- It’s quite a complement – to renewable power.
As renewable power continues to grow as a source of electricity, natural gas-fired power generation stands out as a strong complement to renewables to ensure a reliable and resilient power grid. This efficient, flexible power source is ready to supplement dips in renewable energy on cloudy and windless days.
- It’s lighter than air.
Natural gas, specifically methane, is less dense than carbon dioxide, so it’s technically lighter than air. In its gaseous state, it also takes up a great deal of volume, making it challenging to transport, so companies can pressurize it to allow transportation across land through pipelines.
- It’s hitting record highs…
For the first time since 1957, the U.S. is exporting more natural gas than it’s importing. That’s a big deal because it means adding up to $20 billion to the economy and creating more than 35,000 jobs.
- … and helping us reach new (carbon) lows.
Natural gas also has a lower carbon footprint than other traditional energy sources. For example, it emits 60 percent less CO2 emissions than coal in electricity generation. When paired with carbon capture and sequestration (CCS), which could capture 90 percent of emissions, it has the potential to help reduce our energy’s footprint even more.
- No one smelt it.
In its natural state, natural gas is tasteless, colorless and odorless. The fuel’s telltale scent is actually from an additive that is deliberately added to make it smell and easier to detect.
- It’s going places.
Within the transportation sector, natural gas-powered engines can also help reduce emissions. Sunny Los Angeles is pushing ahead using compressed natural gas (CNG) vehicles with its fleet of 2,000 buses and ample fueling stations helping improve air quality by reducing both CO2 emissions and the nitrogen oxides found in smog. On the high seas, ships are using LNG to power their trips and transport the fuel around the world, a win-win for this evolving fuel technology.
- Call it the incredible shrinking gas.
And speaking of LNG, liquefied natural gas takes up 1/600 the space of natural gas; that’s like shrinking the volume of a beach ball down to a ping-pong ball, saving space so LNG ships can maximize the energy transported each trip.
- ExxonMobil’s got flair – but a lot less flaring.
To further enhance natural gas emissions benefits versus other fuels, ExxonMobil has committed to reducing natural gas flaring by 25 percent and lowering methane emissions by 15 percent from its operations by 2020. The company is finding new ways to make each part of the production process better, so that as natural gas production continues to increase, emissions drop.

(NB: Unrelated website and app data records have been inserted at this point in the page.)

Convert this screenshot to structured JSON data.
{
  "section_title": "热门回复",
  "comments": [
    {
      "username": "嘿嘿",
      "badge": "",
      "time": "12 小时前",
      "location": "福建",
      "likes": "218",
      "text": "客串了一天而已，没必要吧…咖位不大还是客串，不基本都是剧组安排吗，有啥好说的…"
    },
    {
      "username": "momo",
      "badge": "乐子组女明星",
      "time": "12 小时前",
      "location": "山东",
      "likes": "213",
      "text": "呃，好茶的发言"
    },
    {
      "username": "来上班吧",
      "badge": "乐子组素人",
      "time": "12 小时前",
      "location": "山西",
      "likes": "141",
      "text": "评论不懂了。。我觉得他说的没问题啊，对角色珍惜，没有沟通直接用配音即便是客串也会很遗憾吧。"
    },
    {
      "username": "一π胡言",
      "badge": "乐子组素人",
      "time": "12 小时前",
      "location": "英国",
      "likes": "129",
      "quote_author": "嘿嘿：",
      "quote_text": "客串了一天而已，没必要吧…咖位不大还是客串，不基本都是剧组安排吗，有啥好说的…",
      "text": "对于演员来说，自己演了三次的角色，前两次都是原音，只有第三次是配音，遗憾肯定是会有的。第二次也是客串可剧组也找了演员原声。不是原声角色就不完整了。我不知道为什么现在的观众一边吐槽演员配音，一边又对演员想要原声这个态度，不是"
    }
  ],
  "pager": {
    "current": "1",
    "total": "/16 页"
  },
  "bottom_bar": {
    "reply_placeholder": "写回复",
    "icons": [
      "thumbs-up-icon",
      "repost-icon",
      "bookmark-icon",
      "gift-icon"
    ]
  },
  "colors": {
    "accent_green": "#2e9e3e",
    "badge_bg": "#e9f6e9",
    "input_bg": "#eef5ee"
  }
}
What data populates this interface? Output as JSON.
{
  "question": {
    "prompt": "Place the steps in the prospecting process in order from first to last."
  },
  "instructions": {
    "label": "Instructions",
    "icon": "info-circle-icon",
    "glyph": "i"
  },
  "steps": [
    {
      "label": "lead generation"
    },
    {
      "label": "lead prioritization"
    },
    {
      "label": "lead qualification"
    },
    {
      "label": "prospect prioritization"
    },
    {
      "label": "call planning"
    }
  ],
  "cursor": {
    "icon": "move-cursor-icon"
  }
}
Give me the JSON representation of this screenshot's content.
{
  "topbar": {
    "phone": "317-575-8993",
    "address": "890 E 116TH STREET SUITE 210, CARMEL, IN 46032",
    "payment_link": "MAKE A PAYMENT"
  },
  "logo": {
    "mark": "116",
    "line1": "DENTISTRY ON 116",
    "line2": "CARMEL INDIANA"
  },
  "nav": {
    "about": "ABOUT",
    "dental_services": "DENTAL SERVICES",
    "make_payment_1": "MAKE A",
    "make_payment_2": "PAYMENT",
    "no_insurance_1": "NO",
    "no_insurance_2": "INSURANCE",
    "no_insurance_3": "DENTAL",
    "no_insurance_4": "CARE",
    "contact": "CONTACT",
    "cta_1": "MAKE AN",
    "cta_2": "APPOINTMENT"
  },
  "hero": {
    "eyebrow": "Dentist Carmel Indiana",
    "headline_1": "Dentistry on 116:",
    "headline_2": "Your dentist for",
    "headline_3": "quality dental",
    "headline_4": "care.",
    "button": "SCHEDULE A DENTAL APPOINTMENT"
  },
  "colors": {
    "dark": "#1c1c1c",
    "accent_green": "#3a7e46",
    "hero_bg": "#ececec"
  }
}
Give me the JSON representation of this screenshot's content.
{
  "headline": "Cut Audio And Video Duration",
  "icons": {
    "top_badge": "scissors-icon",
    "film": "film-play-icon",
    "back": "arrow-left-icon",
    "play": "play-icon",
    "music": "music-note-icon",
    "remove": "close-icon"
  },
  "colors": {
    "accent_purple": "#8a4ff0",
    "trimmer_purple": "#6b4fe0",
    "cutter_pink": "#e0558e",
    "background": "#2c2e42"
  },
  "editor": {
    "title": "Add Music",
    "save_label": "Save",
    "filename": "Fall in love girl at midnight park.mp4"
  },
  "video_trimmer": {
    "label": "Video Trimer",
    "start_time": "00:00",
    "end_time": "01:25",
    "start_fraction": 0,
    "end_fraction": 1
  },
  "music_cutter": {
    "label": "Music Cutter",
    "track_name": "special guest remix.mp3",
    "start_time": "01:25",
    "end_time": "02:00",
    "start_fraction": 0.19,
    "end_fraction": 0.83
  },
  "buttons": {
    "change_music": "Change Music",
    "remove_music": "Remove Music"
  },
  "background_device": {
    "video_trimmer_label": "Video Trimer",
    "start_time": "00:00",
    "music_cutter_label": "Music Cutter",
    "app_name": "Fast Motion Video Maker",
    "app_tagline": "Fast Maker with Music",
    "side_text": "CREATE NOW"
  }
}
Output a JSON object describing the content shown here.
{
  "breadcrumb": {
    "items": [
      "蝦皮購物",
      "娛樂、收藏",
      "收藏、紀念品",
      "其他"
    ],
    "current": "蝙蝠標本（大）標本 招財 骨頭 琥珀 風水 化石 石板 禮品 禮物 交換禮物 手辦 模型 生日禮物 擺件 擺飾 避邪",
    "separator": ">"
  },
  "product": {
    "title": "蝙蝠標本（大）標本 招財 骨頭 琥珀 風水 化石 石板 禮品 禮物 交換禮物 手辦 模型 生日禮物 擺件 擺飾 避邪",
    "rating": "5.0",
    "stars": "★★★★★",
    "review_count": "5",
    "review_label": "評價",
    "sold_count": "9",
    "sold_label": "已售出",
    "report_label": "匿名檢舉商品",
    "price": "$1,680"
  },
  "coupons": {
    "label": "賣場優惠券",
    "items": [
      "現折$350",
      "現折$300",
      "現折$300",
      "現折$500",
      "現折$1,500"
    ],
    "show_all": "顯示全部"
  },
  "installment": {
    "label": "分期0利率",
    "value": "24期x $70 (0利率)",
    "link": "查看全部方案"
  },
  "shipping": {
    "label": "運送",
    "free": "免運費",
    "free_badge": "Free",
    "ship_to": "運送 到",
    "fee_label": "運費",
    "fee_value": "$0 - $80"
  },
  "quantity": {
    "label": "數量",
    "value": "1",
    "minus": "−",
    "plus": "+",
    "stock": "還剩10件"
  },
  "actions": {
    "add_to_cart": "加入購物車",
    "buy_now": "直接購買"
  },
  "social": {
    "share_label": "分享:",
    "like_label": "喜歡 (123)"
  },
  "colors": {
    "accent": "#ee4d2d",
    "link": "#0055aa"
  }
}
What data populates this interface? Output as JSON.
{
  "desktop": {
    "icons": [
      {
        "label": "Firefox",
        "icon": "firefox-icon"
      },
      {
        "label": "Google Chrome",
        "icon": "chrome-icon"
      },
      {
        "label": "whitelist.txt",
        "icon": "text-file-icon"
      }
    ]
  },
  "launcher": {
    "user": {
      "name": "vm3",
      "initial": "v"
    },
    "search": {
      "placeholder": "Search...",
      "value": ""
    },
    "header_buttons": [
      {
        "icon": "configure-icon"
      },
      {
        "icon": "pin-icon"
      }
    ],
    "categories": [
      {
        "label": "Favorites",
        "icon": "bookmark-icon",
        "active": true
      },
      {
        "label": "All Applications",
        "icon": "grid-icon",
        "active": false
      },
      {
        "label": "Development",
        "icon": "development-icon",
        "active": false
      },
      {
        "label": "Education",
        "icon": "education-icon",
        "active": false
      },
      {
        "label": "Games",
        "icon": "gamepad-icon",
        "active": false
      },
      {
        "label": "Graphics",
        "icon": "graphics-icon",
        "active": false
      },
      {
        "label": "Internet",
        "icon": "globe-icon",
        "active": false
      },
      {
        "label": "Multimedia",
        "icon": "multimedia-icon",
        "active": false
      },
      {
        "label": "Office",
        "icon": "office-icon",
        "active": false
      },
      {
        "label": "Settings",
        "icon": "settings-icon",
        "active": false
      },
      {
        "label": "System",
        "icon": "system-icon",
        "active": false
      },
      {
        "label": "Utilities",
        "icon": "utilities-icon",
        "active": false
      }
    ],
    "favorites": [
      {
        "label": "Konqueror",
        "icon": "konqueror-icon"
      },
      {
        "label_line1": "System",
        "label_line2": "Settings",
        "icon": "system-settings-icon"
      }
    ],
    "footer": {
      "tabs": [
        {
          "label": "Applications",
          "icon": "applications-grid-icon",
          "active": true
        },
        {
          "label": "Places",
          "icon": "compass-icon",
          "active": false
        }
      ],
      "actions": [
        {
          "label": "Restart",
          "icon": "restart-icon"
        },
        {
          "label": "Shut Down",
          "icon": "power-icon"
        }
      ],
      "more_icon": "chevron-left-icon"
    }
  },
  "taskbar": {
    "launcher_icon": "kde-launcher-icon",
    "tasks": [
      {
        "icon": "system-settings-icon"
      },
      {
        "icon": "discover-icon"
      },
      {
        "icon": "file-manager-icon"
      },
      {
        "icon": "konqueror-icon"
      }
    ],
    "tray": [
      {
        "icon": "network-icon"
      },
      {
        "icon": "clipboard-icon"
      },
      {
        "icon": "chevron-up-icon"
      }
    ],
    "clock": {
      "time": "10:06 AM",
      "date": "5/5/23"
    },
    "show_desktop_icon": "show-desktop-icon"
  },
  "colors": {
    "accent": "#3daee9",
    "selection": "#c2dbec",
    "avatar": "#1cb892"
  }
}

U.S. Department of Energy, Natural Gas Liquids Primer
XTO Energy, Equipment
Virtual Chem Book, Density
ExxonMobil, Natural Gas
EIA Energy Kids, Natural Gas
National Geographic, Natural Gas
ExxonMobil, 2018 Outlook for Energy